“I don’t think you can expect that banks will necessarily be favored simply because Jay may have represented banks in his practice,” Hunter said.

Another person familiar with Clayton’s practice noted that he has frequently represented companies in issuer work, not underwriter work. “It’s a Main Street practice,” the source said. Clayton previously ran Sullivan & Cromwell ‘s general practice group, which encompasses all areas except litigation and tax and makes up 60 percent of the firm’s lawyers.

Attorneys said they wouldn’t be surprised if Clayton, once confirmed, selects a former prosecutor at Sullivan & Cromwell to head the enforcement division, much as White chose a Debevoise & Plimpton colleague, Andrew Ceresney, to lead the division.

Hunter and others noted that Clayton has a number of experienced partners at Sullivan & Cromwell who are former federal prosecutors, including husband and wife Samuel and Karen Seymour, and Steven Peikin, who previously served as head of the Securities and Commodities Fraud Task Force in the Southern District of New York U.S. Attorney’s Office. Several attorneys  praised Peikin as being eminently qualified for the role.

But one top securities lawyer pondered whether Clayton would buck recent tradition and choose a civil litigator or SEC career staff member to lead the division.

A New SEC?

Trump’s announcement Wednesday appeared to signal two potentially conflicting goals for the agency: undoing regulation while ensuring corporate accountability.

“We need to undo many regulations which have stifled investment in American businesses, and restore oversight of the financial industry in a way that does not harm American workers,” Trump said in a statement.

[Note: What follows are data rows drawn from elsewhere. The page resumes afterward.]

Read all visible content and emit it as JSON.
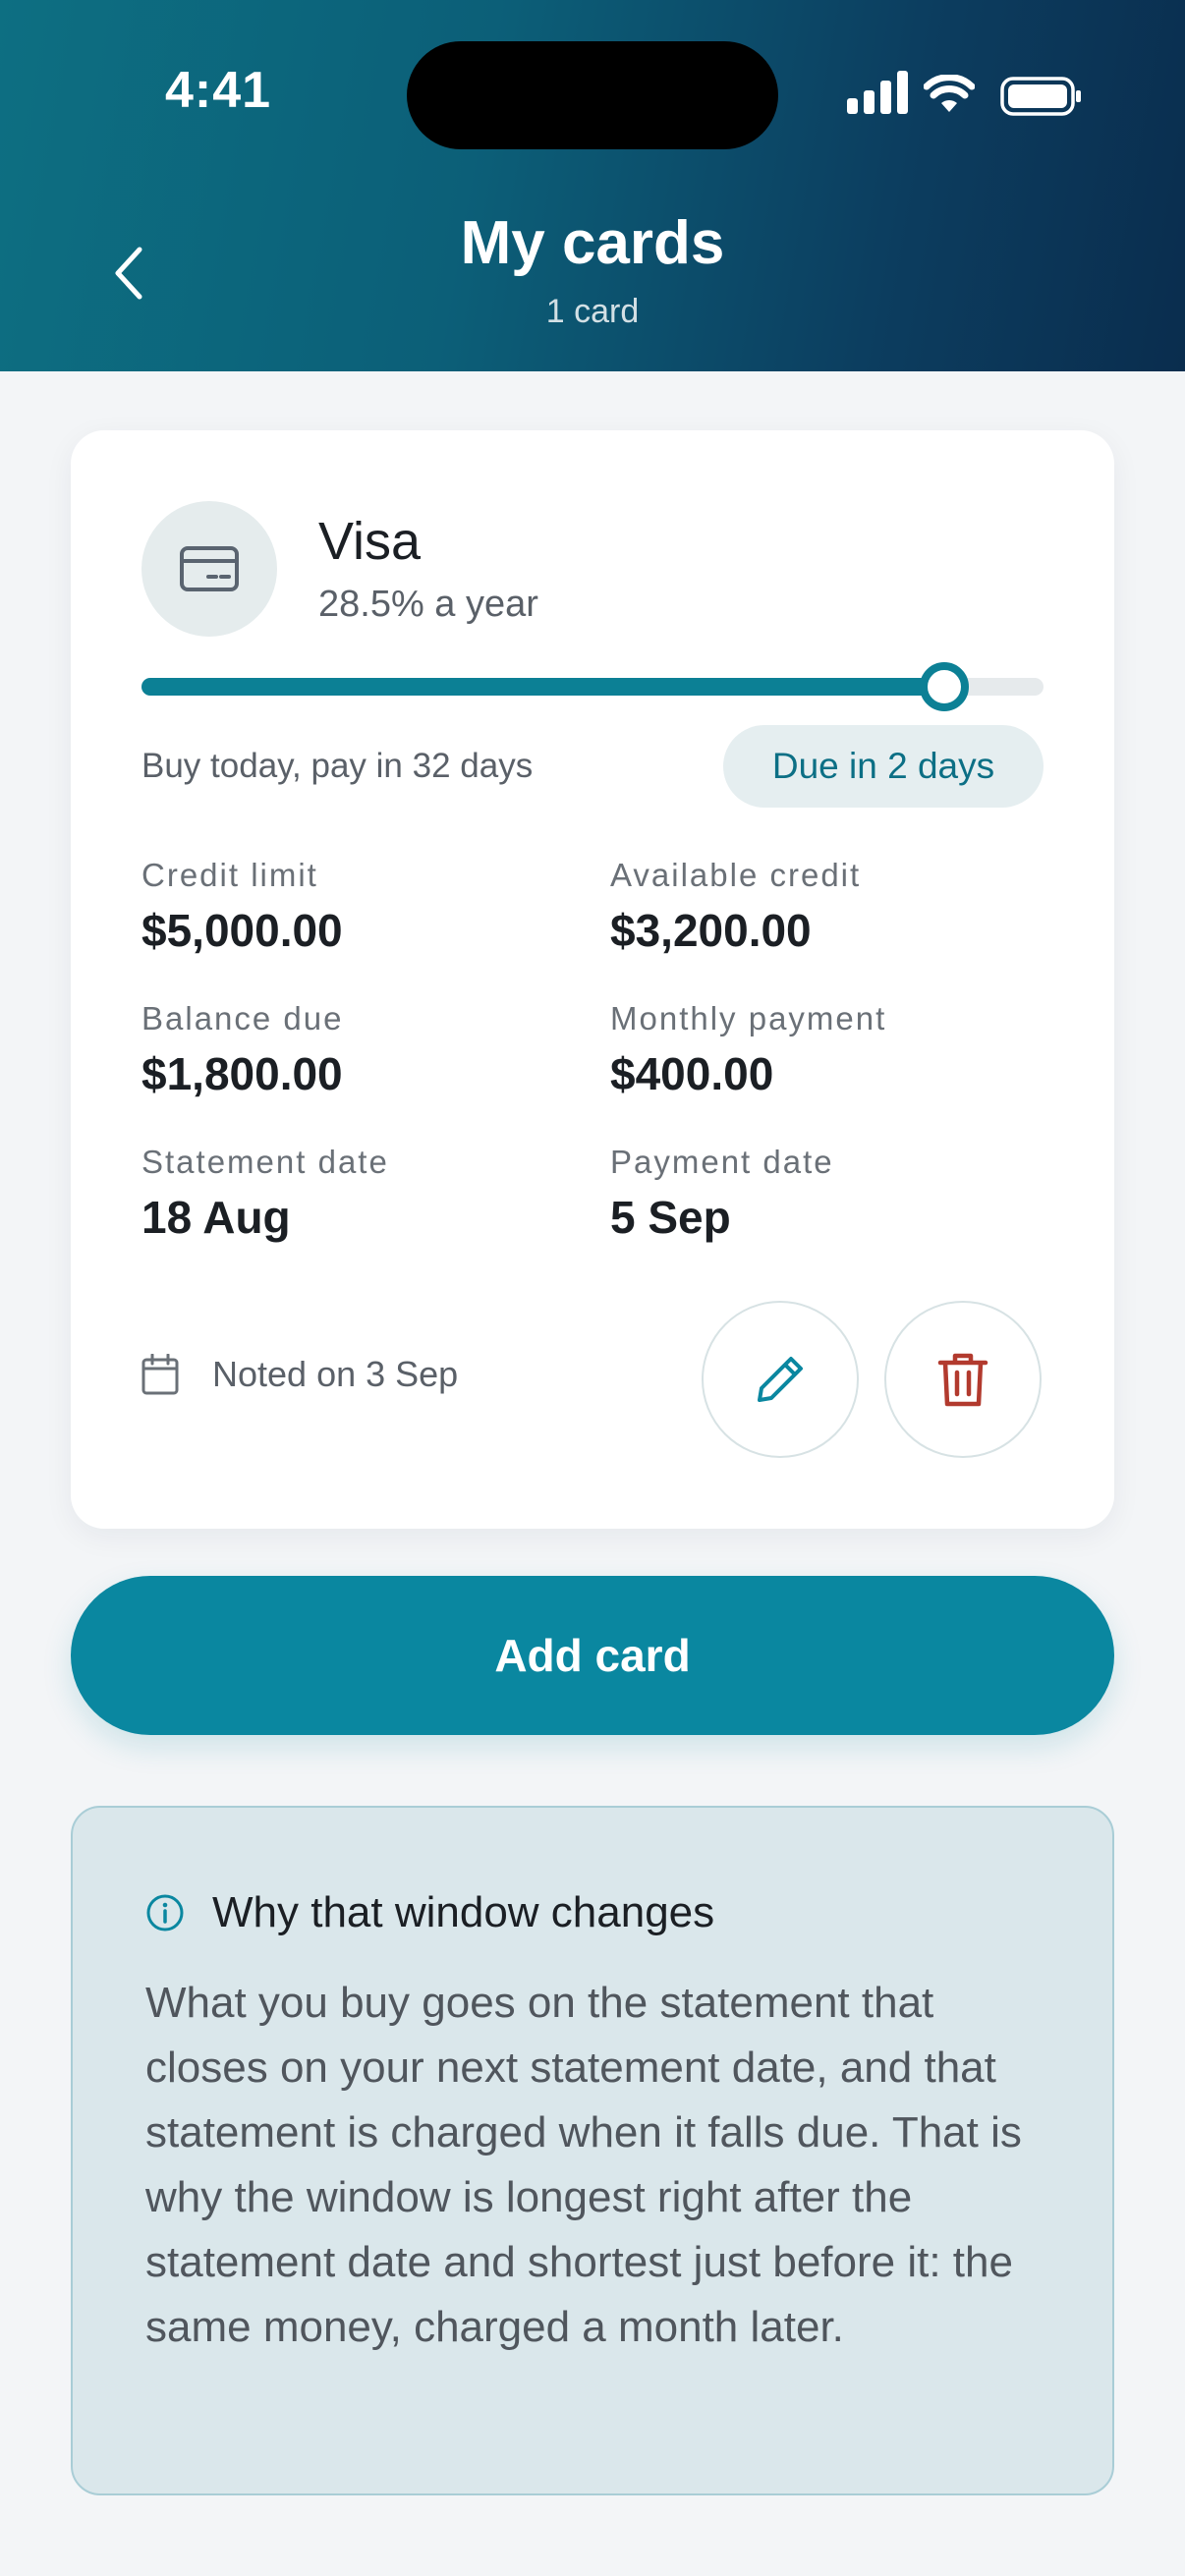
{
  "status_bar": {
    "time": "4:41"
  },
  "header": {
    "title": "My cards",
    "subtitle": "1 card"
  },
  "card": {
    "name": "Visa",
    "rate": "28.5% a year",
    "window_progress": 0.89,
    "pay_note": "Buy today, pay in 32 days",
    "due_badge": "Due in 2 days",
    "fields": [
      {
        "label": "Credit limit",
        "value": "$5,000.00"
      },
      {
        "label": "Available credit",
        "value": "$3,200.00"
      },
      {
        "label": "Balance due",
        "value": "$1,800.00"
      },
      {
        "label": "Monthly payment",
        "value": "$400.00"
      },
      {
        "label": "Statement date",
        "value": "18 Aug"
      },
      {
        "label": "Payment date",
        "value": "5 Sep"
      }
    ],
    "noted": "Noted on 3 Sep"
  },
  "add_button": {
    "label": "Add card"
  },
  "info": {
    "title": "Why that window changes",
    "body": "What you buy goes on the statement that closes on your next statement date, and that statement is charged when it falls due. That is why the window is longest right after the statement date and shortest just before it: the same money, charged a month later."
  },
  "colors": {
    "accent": "#0a87a0",
    "delete": "#b23a2e",
    "header_start": "#0d6f82",
    "header_end": "#0a2d4e"
  },
  "icons": {
    "back": "chevron-left-icon",
    "card": "credit-card-icon",
    "calendar": "calendar-icon",
    "edit": "pencil-icon",
    "delete": "trash-icon",
    "info": "info-icon"
  }
}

But the announcement also said Clayton will provide strong oversight of Wall Street and related industries and “robust accountability will be a hallmark of his tenure atop the SEC.”

In his own statement, Clayton said, “If confirmed, we are going to work together with key stakeholders in the financial system to make sure we provide investors and our companies with the confidence to invest together in America. We will carefully monitor our financial sector, as we set policy that encourages American companies to do what they do best: create jobs.”

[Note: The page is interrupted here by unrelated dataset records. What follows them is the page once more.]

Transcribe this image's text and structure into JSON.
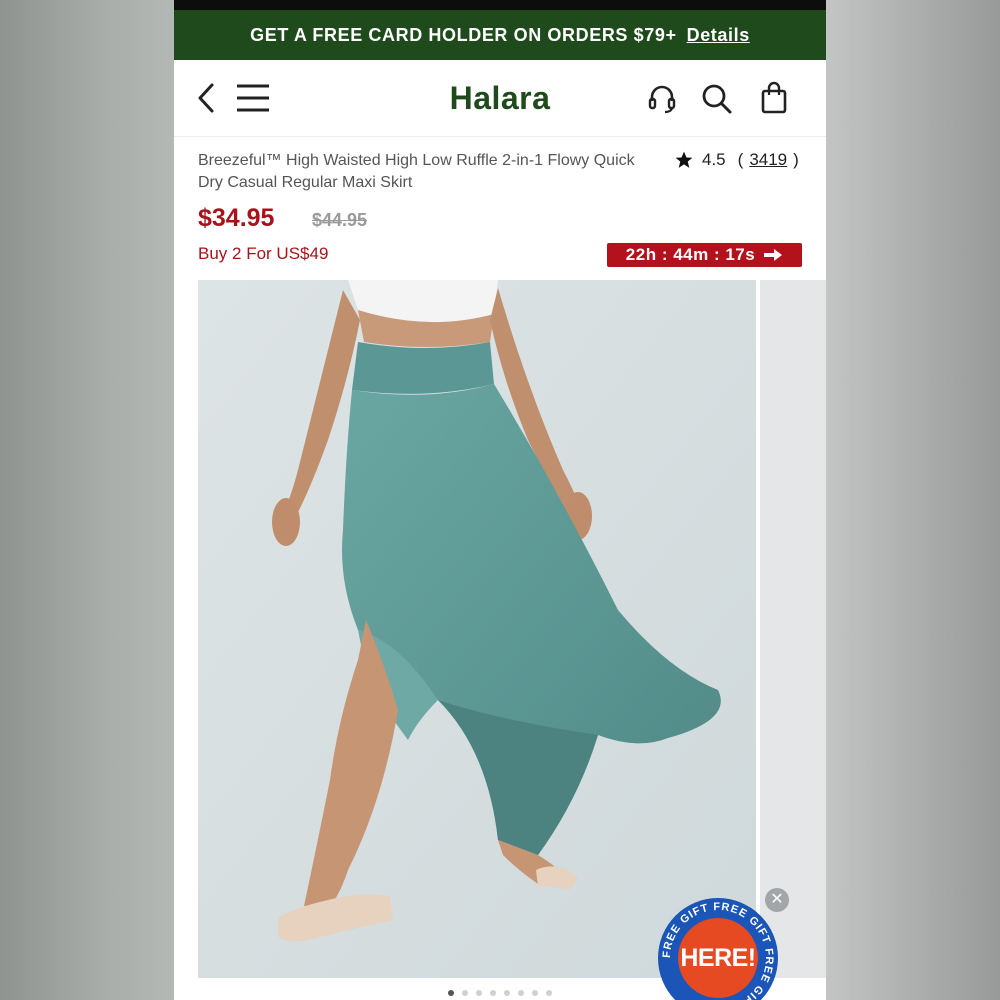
{
  "promo": {
    "text": "GET A FREE CARD HOLDER ON ORDERS $79+",
    "details_label": "Details"
  },
  "header": {
    "brand": "Halara",
    "icons": [
      "back-icon",
      "menu-icon",
      "headset-icon",
      "search-icon",
      "bag-icon"
    ]
  },
  "product": {
    "title": "Breezeful™ High Waisted High Low Ruffle 2-in-1 Flowy Quick Dry Casual Regular Maxi Skirt",
    "rating": "4.5",
    "review_open": "(",
    "review_count": "3419",
    "review_close": ")",
    "price": "$34.95",
    "original_price": "$44.95",
    "bundle_offer": "Buy 2 For US$49",
    "countdown": "22h : 44m : 17s"
  },
  "gallery": {
    "image_count": 8,
    "active_index": 0
  },
  "gift_badge": {
    "ring_text": "FREE GIFT FREE GIFT FREE GIFT",
    "label": "HERE!"
  },
  "colors": {
    "promo_bg": "#1e4a1c",
    "brand": "#1f4a1b",
    "price_red": "#a8121b",
    "timer_bg": "#b3121d",
    "skirt_teal": "#5e9a97",
    "gift_blue": "#1a55b7",
    "gift_orange": "#e54a22"
  }
}
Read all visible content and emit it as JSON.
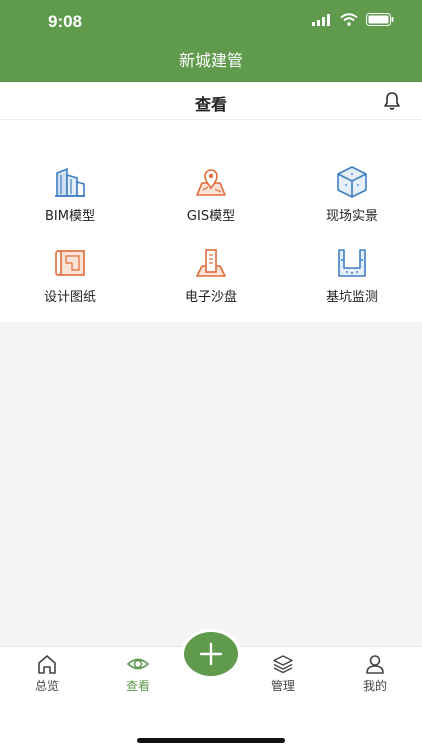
{
  "status": {
    "time": "9:08"
  },
  "app": {
    "title": "新城建管"
  },
  "nav": {
    "title": "查看"
  },
  "grid": [
    {
      "label": "BIM模型",
      "icon": "building-icon"
    },
    {
      "label": "GIS模型",
      "icon": "map-pin-icon"
    },
    {
      "label": "现场实景",
      "icon": "cube-icon"
    },
    {
      "label": "设计图纸",
      "icon": "blueprint-icon"
    },
    {
      "label": "电子沙盘",
      "icon": "sandbox-icon"
    },
    {
      "label": "基坑监测",
      "icon": "foundation-pit-icon"
    }
  ],
  "tabs": [
    {
      "label": "总览",
      "icon": "home-icon"
    },
    {
      "label": "查看",
      "icon": "eye-icon",
      "active": true
    },
    {
      "label": "管理",
      "icon": "layers-icon"
    },
    {
      "label": "我的",
      "icon": "user-icon"
    }
  ],
  "colors": {
    "brand": "#5f9a4d",
    "icon_blue": "#3f7fc1",
    "icon_orange": "#e06a3a"
  }
}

Marc Powers, who leads Baker & Hostetler ‘s securities litigation and regulatory enforcement practice, called Clayton’s nomination a “refreshing” choice that signals “a more balanced mission” for the SEC.

Under White, Powers said, the agency overemphasized the enforcement division, which just one of five divisions at the agency. Now, he said, the SEC may place more focus on areas such as new offerings, capital markets and securities exchanges.

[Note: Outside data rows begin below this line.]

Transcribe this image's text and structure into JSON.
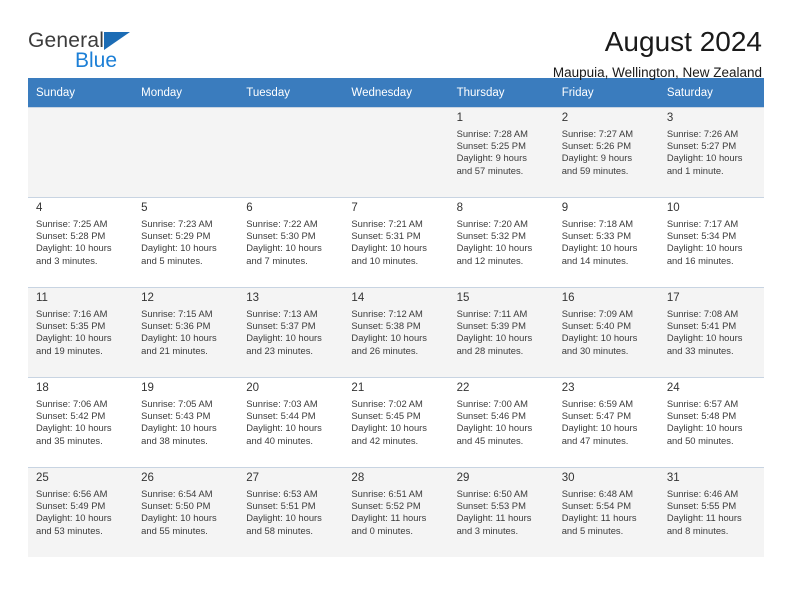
{
  "brand": {
    "name_top": "General",
    "name_bottom": "Blue",
    "triangle_color": "#1c6cb5",
    "blue_color": "#1c7fd6"
  },
  "header": {
    "title": "August 2024",
    "subtitle": "Maupuia, Wellington, New Zealand"
  },
  "theme": {
    "header_row_bg": "#3a7cbe",
    "header_row_text": "#ffffff",
    "alt_row_bg": "#f4f4f4",
    "grid_line": "#c8d4e2"
  },
  "calendar": {
    "weekday_headers": [
      "Sunday",
      "Monday",
      "Tuesday",
      "Wednesday",
      "Thursday",
      "Friday",
      "Saturday"
    ],
    "labels": {
      "sunrise": "Sunrise:",
      "sunset": "Sunset:",
      "daylight": "Daylight:"
    },
    "weeks": [
      [
        {
          "day": "",
          "empty": true
        },
        {
          "day": "",
          "empty": true
        },
        {
          "day": "",
          "empty": true
        },
        {
          "day": "",
          "empty": true
        },
        {
          "day": "1",
          "sunrise": "Sunrise: 7:28 AM",
          "sunset": "Sunset: 5:25 PM",
          "daylight_1": "Daylight: 9 hours",
          "daylight_2": "and 57 minutes."
        },
        {
          "day": "2",
          "sunrise": "Sunrise: 7:27 AM",
          "sunset": "Sunset: 5:26 PM",
          "daylight_1": "Daylight: 9 hours",
          "daylight_2": "and 59 minutes."
        },
        {
          "day": "3",
          "sunrise": "Sunrise: 7:26 AM",
          "sunset": "Sunset: 5:27 PM",
          "daylight_1": "Daylight: 10 hours",
          "daylight_2": "and 1 minute."
        }
      ],
      [
        {
          "day": "4",
          "sunrise": "Sunrise: 7:25 AM",
          "sunset": "Sunset: 5:28 PM",
          "daylight_1": "Daylight: 10 hours",
          "daylight_2": "and 3 minutes."
        },
        {
          "day": "5",
          "sunrise": "Sunrise: 7:23 AM",
          "sunset": "Sunset: 5:29 PM",
          "daylight_1": "Daylight: 10 hours",
          "daylight_2": "and 5 minutes."
        },
        {
          "day": "6",
          "sunrise": "Sunrise: 7:22 AM",
          "sunset": "Sunset: 5:30 PM",
          "daylight_1": "Daylight: 10 hours",
          "daylight_2": "and 7 minutes."
        },
        {
          "day": "7",
          "sunrise": "Sunrise: 7:21 AM",
          "sunset": "Sunset: 5:31 PM",
          "daylight_1": "Daylight: 10 hours",
          "daylight_2": "and 10 minutes."
        },
        {
          "day": "8",
          "sunrise": "Sunrise: 7:20 AM",
          "sunset": "Sunset: 5:32 PM",
          "daylight_1": "Daylight: 10 hours",
          "daylight_2": "and 12 minutes."
        },
        {
          "day": "9",
          "sunrise": "Sunrise: 7:18 AM",
          "sunset": "Sunset: 5:33 PM",
          "daylight_1": "Daylight: 10 hours",
          "daylight_2": "and 14 minutes."
        },
        {
          "day": "10",
          "sunrise": "Sunrise: 7:17 AM",
          "sunset": "Sunset: 5:34 PM",
          "daylight_1": "Daylight: 10 hours",
          "daylight_2": "and 16 minutes."
        }
      ],
      [
        {
          "day": "11",
          "sunrise": "Sunrise: 7:16 AM",
          "sunset": "Sunset: 5:35 PM",
          "daylight_1": "Daylight: 10 hours",
          "daylight_2": "and 19 minutes."
        },
        {
          "day": "12",
          "sunrise": "Sunrise: 7:15 AM",
          "sunset": "Sunset: 5:36 PM",
          "daylight_1": "Daylight: 10 hours",
          "daylight_2": "and 21 minutes."
        },
        {
          "day": "13",
          "sunrise": "Sunrise: 7:13 AM",
          "sunset": "Sunset: 5:37 PM",
          "daylight_1": "Daylight: 10 hours",
          "daylight_2": "and 23 minutes."
        },
        {
          "day": "14",
          "sunrise": "Sunrise: 7:12 AM",
          "sunset": "Sunset: 5:38 PM",
          "daylight_1": "Daylight: 10 hours",
          "daylight_2": "and 26 minutes."
        },
        {
          "day": "15",
          "sunrise": "Sunrise: 7:11 AM",
          "sunset": "Sunset: 5:39 PM",
          "daylight_1": "Daylight: 10 hours",
          "daylight_2": "and 28 minutes."
        },
        {
          "day": "16",
          "sunrise": "Sunrise: 7:09 AM",
          "sunset": "Sunset: 5:40 PM",
          "daylight_1": "Daylight: 10 hours",
          "daylight_2": "and 30 minutes."
        },
        {
          "day": "17",
          "sunrise": "Sunrise: 7:08 AM",
          "sunset": "Sunset: 5:41 PM",
          "daylight_1": "Daylight: 10 hours",
          "daylight_2": "and 33 minutes."
        }
      ],
      [
        {
          "day": "18",
          "sunrise": "Sunrise: 7:06 AM",
          "sunset": "Sunset: 5:42 PM",
          "daylight_1": "Daylight: 10 hours",
          "daylight_2": "and 35 minutes."
        },
        {
          "day": "19",
          "sunrise": "Sunrise: 7:05 AM",
          "sunset": "Sunset: 5:43 PM",
          "daylight_1": "Daylight: 10 hours",
          "daylight_2": "and 38 minutes."
        },
        {
          "day": "20",
          "sunrise": "Sunrise: 7:03 AM",
          "sunset": "Sunset: 5:44 PM",
          "daylight_1": "Daylight: 10 hours",
          "daylight_2": "and 40 minutes."
        },
        {
          "day": "21",
          "sunrise": "Sunrise: 7:02 AM",
          "sunset": "Sunset: 5:45 PM",
          "daylight_1": "Daylight: 10 hours",
          "daylight_2": "and 42 minutes."
        },
        {
          "day": "22",
          "sunrise": "Sunrise: 7:00 AM",
          "sunset": "Sunset: 5:46 PM",
          "daylight_1": "Daylight: 10 hours",
          "daylight_2": "and 45 minutes."
        },
        {
          "day": "23",
          "sunrise": "Sunrise: 6:59 AM",
          "sunset": "Sunset: 5:47 PM",
          "daylight_1": "Daylight: 10 hours",
          "daylight_2": "and 47 minutes."
        },
        {
          "day": "24",
          "sunrise": "Sunrise: 6:57 AM",
          "sunset": "Sunset: 5:48 PM",
          "daylight_1": "Daylight: 10 hours",
          "daylight_2": "and 50 minutes."
        }
      ],
      [
        {
          "day": "25",
          "sunrise": "Sunrise: 6:56 AM",
          "sunset": "Sunset: 5:49 PM",
          "daylight_1": "Daylight: 10 hours",
          "daylight_2": "and 53 minutes."
        },
        {
          "day": "26",
          "sunrise": "Sunrise: 6:54 AM",
          "sunset": "Sunset: 5:50 PM",
          "daylight_1": "Daylight: 10 hours",
          "daylight_2": "and 55 minutes."
        },
        {
          "day": "27",
          "sunrise": "Sunrise: 6:53 AM",
          "sunset": "Sunset: 5:51 PM",
          "daylight_1": "Daylight: 10 hours",
          "daylight_2": "and 58 minutes."
        },
        {
          "day": "28",
          "sunrise": "Sunrise: 6:51 AM",
          "sunset": "Sunset: 5:52 PM",
          "daylight_1": "Daylight: 11 hours",
          "daylight_2": "and 0 minutes."
        },
        {
          "day": "29",
          "sunrise": "Sunrise: 6:50 AM",
          "sunset": "Sunset: 5:53 PM",
          "daylight_1": "Daylight: 11 hours",
          "daylight_2": "and 3 minutes."
        },
        {
          "day": "30",
          "sunrise": "Sunrise: 6:48 AM",
          "sunset": "Sunset: 5:54 PM",
          "daylight_1": "Daylight: 11 hours",
          "daylight_2": "and 5 minutes."
        },
        {
          "day": "31",
          "sunrise": "Sunrise: 6:46 AM",
          "sunset": "Sunset: 5:55 PM",
          "daylight_1": "Daylight: 11 hours",
          "daylight_2": "and 8 minutes."
        }
      ]
    ]
  }
}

Powers welcomed Clayton’s lack of a criminal enforcement background and said it would be “very important that the chair and commission itself act in collaborative fashion with the industry it regulates, rather than as an adversary, which appears to be have been the approach over the last several years.”

Another prominent securities lawyer, who spoke anonymously because he regularly appears before the SEC, said he hopes Clayton will have a hand in rolling back some regulations from the Dodd-Frank Act and that the agency will stick to its mission of investor protection.

Some plaintiffs lawyers also hope Clayton would set a different tone than White, although for different reasons.

Jacob Zamansky, a plaintiffs attorney who represents investors in securities cases and arbitration, said Clayton appears to be “very qualified to be SEC chair,” but “it’s important that he listen to the view of investors.”

Zamansky said investors were disappointed with White, whom he described as too timid. He cited the agency’s failure to hold individual executives accountable for their roles in the financial crisis.

The most important issue facing investors, he said, is a new fiduciary duty rule for firms that advise retirement accounts, proposed by the Department of Labor.

“Investors want to hear his views on that rule before he’s confirmed,” he said. “That to me is a table setter for the administration and consistent with what Trump said during his campaign, that he’s for the working class.”

Christine Simmons can be contacted at csimmons@alm.com. On Twitter: @chlsimmons.